It’s easy to be taken in by the catalog photos. Acres of daffodils, blooming cheerily in the sunshine. Vibrant crocuses popping up through the melting snow. Tulips—so many kinds, so many colors! Surely, if I would just order these bulbs, my spring garden will look just like the pictures.
But wait. I’m noticing that these lovely landscapes are in places such as Pennsylvania, Washington, or, as with the Breck’s photo above, the Netherlands. I live in Colorado. Yes, the bulbs are hardy here, but there’s much more to know about any plant than just a hardiness zone. Here’s what happens to most bulbs in our state:
Do you see the crocuses? No, because the cute little bunnies ate them all! Do you see the pretty daffodils, entombed in snow? They were at the height of their already-too-brief bloom the day before. Is there any hope? Can a Colorado gardener succeed with any spring-flowering bulbs?
Absolutely! Some bulbs laugh at heavy spring snows. Some bulbs are distasteful—or poisonous—to deer, rabbits, and squirrels. The trick is picking the right ones.
First is to skip the tall, impressive tulips and daffodils. Sure, they look great, but they’re sure to be flattened by our heavy spring snowstorms. Big and top-heavy, they just can’t bounce back. If you’re truly determined to grow tall bulbs, make sure you have plenty of boxes and tubs at hand to cover them when it snows. Me, I can’t be bothered. Instead, look for the short plants—miniature daffodils (Tete-a-tete, Minnow, etc.) and species tulips (left). Plant these short flowers in the front of the border, under late-to-leaf-out shrubs, or in a rock garden where you’ll be sure to notice them. They may be buried, but they resurrect themselves as soon as the snow melts.

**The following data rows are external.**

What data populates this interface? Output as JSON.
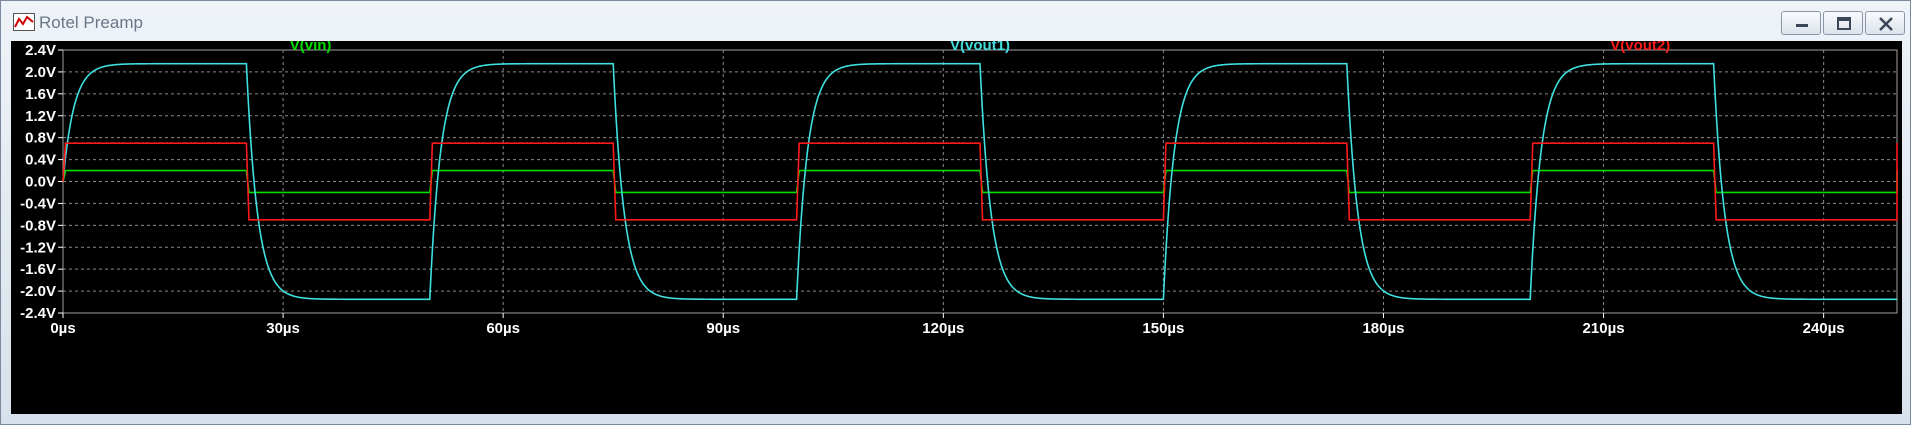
{
  "window": {
    "title": "Rotel Preamp",
    "icon": "waveform-icon",
    "controls": [
      "minimize-icon",
      "maximize-icon",
      "close-icon"
    ]
  },
  "chart_data": {
    "type": "line",
    "title": "",
    "xlabel": "",
    "ylabel": "",
    "xlim": [
      0,
      250
    ],
    "ylim": [
      -2.4,
      2.4
    ],
    "grid": true,
    "background": "#000000",
    "x_ticks": [
      0,
      30,
      60,
      90,
      120,
      150,
      180,
      210,
      240
    ],
    "x_tick_labels": [
      "0µs",
      "30µs",
      "60µs",
      "90µs",
      "120µs",
      "150µs",
      "180µs",
      "210µs",
      "240µs"
    ],
    "y_ticks": [
      2.4,
      2.0,
      1.6,
      1.2,
      0.8,
      0.4,
      0.0,
      -0.4,
      -0.8,
      -1.2,
      -1.6,
      -2.0,
      -2.4
    ],
    "y_tick_labels": [
      "2.4V",
      "2.0V",
      "1.6V",
      "1.2V",
      "0.8V",
      "0.4V",
      "0.0V",
      "-0.4V",
      "-0.8V",
      "-1.2V",
      "-1.6V",
      "-2.0V",
      "-2.4V"
    ],
    "series": [
      {
        "name": "V(vin)",
        "color": "#00e000",
        "waveform": "square",
        "period_us": 50,
        "high": 0.2,
        "low": -0.2
      },
      {
        "name": "V(vout1)",
        "color": "#40e0e0",
        "waveform": "square-rc",
        "period_us": 50,
        "high": 2.15,
        "low": -2.15,
        "time_constant_us": 1.5
      },
      {
        "name": "V(vout2)",
        "color": "#ff1a1a",
        "waveform": "square",
        "period_us": 50,
        "high": 0.7,
        "low": -0.7
      }
    ]
  }
}
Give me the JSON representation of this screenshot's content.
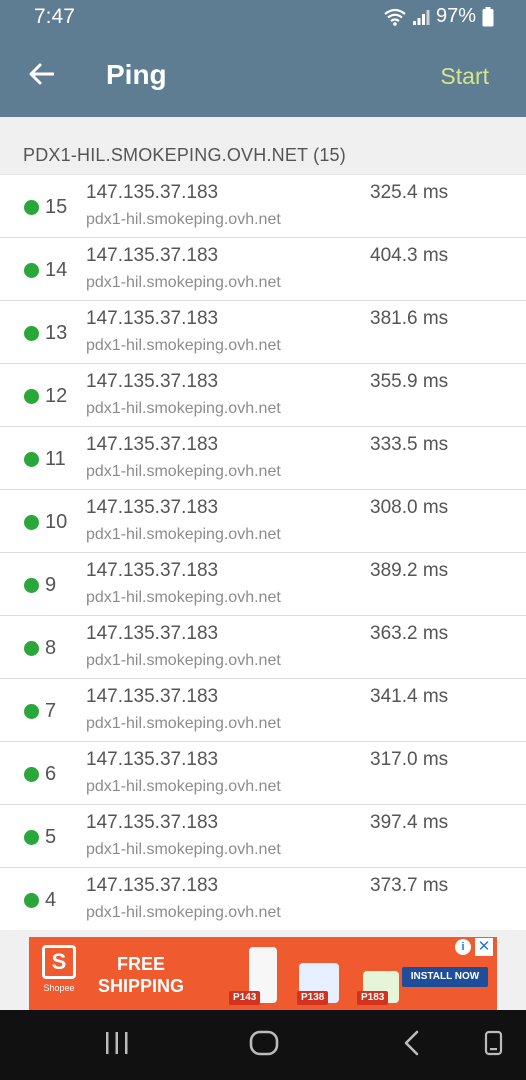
{
  "status_bar": {
    "time": "7:47",
    "battery": "97%"
  },
  "app_bar": {
    "title": "Ping",
    "start_label": "Start"
  },
  "target": {
    "header": "PDX1-HIL.SMOKEPING.OVH.NET (15)"
  },
  "hops": [
    {
      "num": "15",
      "ip": "147.135.37.183",
      "host": "pdx1-hil.smokeping.ovh.net",
      "time": "325.4 ms"
    },
    {
      "num": "14",
      "ip": "147.135.37.183",
      "host": "pdx1-hil.smokeping.ovh.net",
      "time": "404.3 ms"
    },
    {
      "num": "13",
      "ip": "147.135.37.183",
      "host": "pdx1-hil.smokeping.ovh.net",
      "time": "381.6 ms"
    },
    {
      "num": "12",
      "ip": "147.135.37.183",
      "host": "pdx1-hil.smokeping.ovh.net",
      "time": "355.9 ms"
    },
    {
      "num": "11",
      "ip": "147.135.37.183",
      "host": "pdx1-hil.smokeping.ovh.net",
      "time": "333.5 ms"
    },
    {
      "num": "10",
      "ip": "147.135.37.183",
      "host": "pdx1-hil.smokeping.ovh.net",
      "time": "308.0 ms"
    },
    {
      "num": "9",
      "ip": "147.135.37.183",
      "host": "pdx1-hil.smokeping.ovh.net",
      "time": "389.2 ms"
    },
    {
      "num": "8",
      "ip": "147.135.37.183",
      "host": "pdx1-hil.smokeping.ovh.net",
      "time": "363.2 ms"
    },
    {
      "num": "7",
      "ip": "147.135.37.183",
      "host": "pdx1-hil.smokeping.ovh.net",
      "time": "341.4 ms"
    },
    {
      "num": "6",
      "ip": "147.135.37.183",
      "host": "pdx1-hil.smokeping.ovh.net",
      "time": "317.0 ms"
    },
    {
      "num": "5",
      "ip": "147.135.37.183",
      "host": "pdx1-hil.smokeping.ovh.net",
      "time": "397.4 ms"
    },
    {
      "num": "4",
      "ip": "147.135.37.183",
      "host": "pdx1-hil.smokeping.ovh.net",
      "time": "373.7 ms"
    }
  ],
  "ad": {
    "brand": "Shopee",
    "logo_letter": "S",
    "headline_line1": "FREE",
    "headline_line2": "SHIPPING",
    "price1": "P143",
    "price2": "P138",
    "price3": "P183",
    "cta": "INSTALL NOW"
  },
  "colors": {
    "app_bar": "#5e7d92",
    "start": "#d5e68a",
    "status_dot": "#2aa73a",
    "ad_bg": "#ef5a2f"
  }
}
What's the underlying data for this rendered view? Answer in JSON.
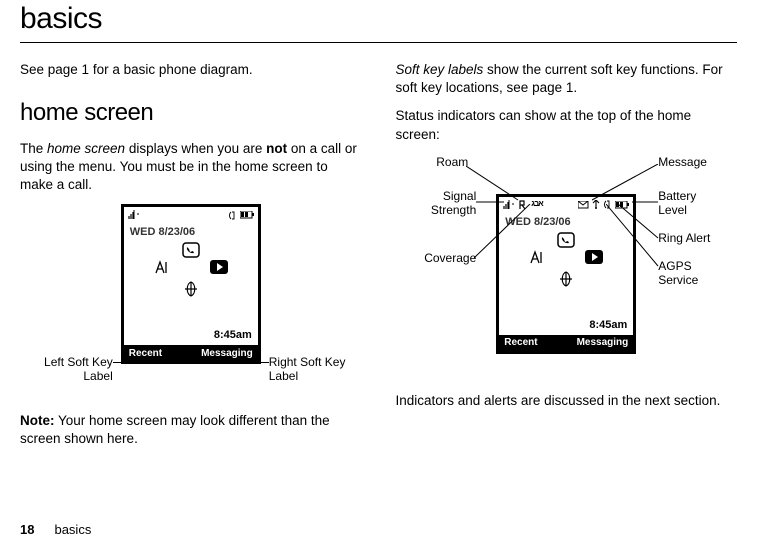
{
  "page_title": "basics",
  "intro": "See page 1 for a basic phone diagram.",
  "section_heading": "home screen",
  "col1": {
    "p1_a": "The ",
    "p1_i": "home screen",
    "p1_b": " displays when you are ",
    "p1_bold": "not",
    "p1_c": " on a call or using the menu. You must be in the home screen to make a call.",
    "note_label": "Note:",
    "note_text": " Your home screen may look different than the screen shown here."
  },
  "col2": {
    "p1_i": "Soft key labels",
    "p1_a": " show the current soft key functions. For soft key locations, see page 1.",
    "p2": "Status indicators can show at the top of the home screen:",
    "p3": "Indicators and alerts are discussed in the next section."
  },
  "phone": {
    "date": "WED 8/23/06",
    "time": "8:45am",
    "soft_left": "Recent",
    "soft_right": "Messaging"
  },
  "labels_fig1": {
    "left": "Left Soft Key Label",
    "right": "Right Soft Key Label"
  },
  "labels_fig2": {
    "roam": "Roam",
    "signal": "Signal Strength",
    "coverage": "Coverage",
    "message": "Message",
    "battery": "Battery Level",
    "ring": "Ring Alert",
    "agps": "AGPS Service"
  },
  "footer": {
    "page_number": "18",
    "section": "basics"
  }
}
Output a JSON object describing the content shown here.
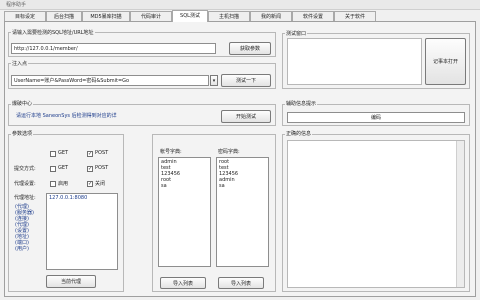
{
  "window": {
    "title": "程序助手"
  },
  "tabs": [
    "目标设定",
    "后台扫描",
    "MD5暴库扫描",
    "代码审计",
    "SQL测试",
    "主机扫描",
    "我的新闻",
    "软件设置",
    "关于软件"
  ],
  "target": {
    "label": "请输入需要检测的SQL地址/URL地址",
    "value": "http://127.0.0.1/member/",
    "button": "获取参数"
  },
  "injection": {
    "label": "注入点",
    "value": "UserName=账户&PassWord=密码&Submit=Go",
    "dropdown_arrow": "▾",
    "button": "测试一下"
  },
  "result_window": {
    "label": "测试窗口",
    "button": "记事本打开"
  },
  "crack_center": {
    "label": "爆破中心",
    "link_text": "请运行本地 SaneonSys 后检测得到对应的详",
    "button": "开始测试"
  },
  "aux_info": {
    "label": "辅助信息提示",
    "value": "编码"
  },
  "params": {
    "label": "参数选项",
    "row1": {
      "label": "",
      "opt1": "GET",
      "opt2": "POST"
    },
    "row2": {
      "label": "提交方式:",
      "opt1": "GET",
      "opt2": "POST"
    },
    "row3": {
      "label": "代理设置:",
      "opt1": "启用",
      "opt2": "关闭"
    },
    "proxy_label": "代理地址:",
    "proxy_list": [
      "127.0.0.1:8080",
      "(代理)",
      "(服务器)",
      "(连接)",
      "(代理)",
      "(设置)",
      "(地址)",
      "(端口)",
      "(用户)"
    ],
    "proxy_button": "当前代理"
  },
  "dict": {
    "user_label": "帐号字典:",
    "user_items": [
      "admin",
      "test",
      "123456",
      "root",
      "sa"
    ],
    "pass_label": "密码字典:",
    "pass_items": [
      "root",
      "test",
      "123456",
      "admin",
      "sa"
    ],
    "user_button": "导入列表",
    "pass_button": "导入列表"
  },
  "log": {
    "label": "正确的信息"
  }
}
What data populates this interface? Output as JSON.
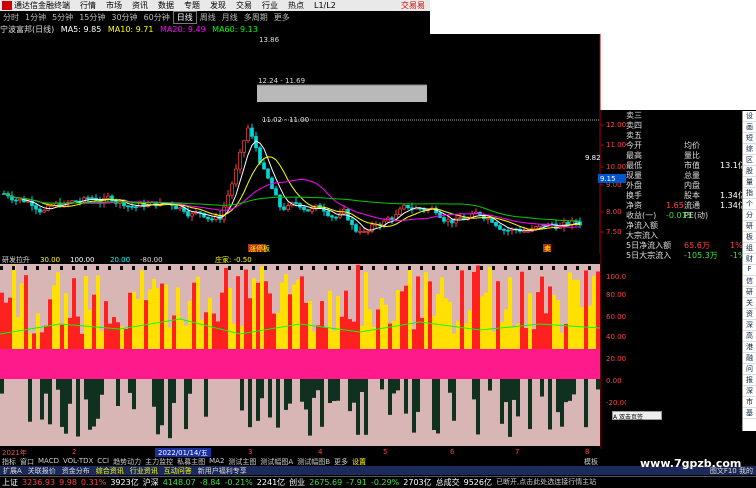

Likewise, many so-called “minor bulbs” flourish in spite of repeatedly being dumped on. The first fall in our new house, I scattered a swath of 60 Chionodoxa bulbs under a newly planted lilac tree. Appropriately called Glory of the Snow, they bloomed while everything around them was still dormant, spreading sky-blue across the mulch. The catalog claims they’ll naturalize and increase. I certainly hope so!
Snow isn’t the only hazard of a Colorado spring. Hungry deer, rabbits, squirrels, and other critters are looking for something—anything—to eat, and a pretty flower is mighty tempting. Unless you can protect them with some sort of physical barrier (so attractive, right?), buying tasty bulbs is just an expensive way to feed the wildlife.
This is why God created poisonous plants. Some bulbs have managed to get ahead of the herbivores: daffodils and hyacinths are two popular flowers that animals will avoid. (I found that rabbits had nibbled on my early emerging daffodil foliage, but quickly stopped.) Autumn blooming Colchicum autumnale is also deadly in sufficient quantities.
Then there are bulbs that are poisonous to some animals, but not to others. Summer’s lilies are deadly to cats, but won’t hurt dogs. Snowdrops (Galanthus nivalis) are on lists of plants dangerous to pets, but there’s no mention of how they affect wildlife. (Still, they would be worth a try.) And strangely, tulips were on every poisonous plant list (they contain poisonous glycosides, as do daffodils), yet I’ve seen squirrels digging them up and gulping them down! This squirrel was having a tulip feast at the Denver Botanic Gardens, proving that even the experts lose plants to hungry critters.
This is the best time to plant spring-blooming bulbs. Choose wisely so that your (back-breaking, knee-destroying) labor is not in vain.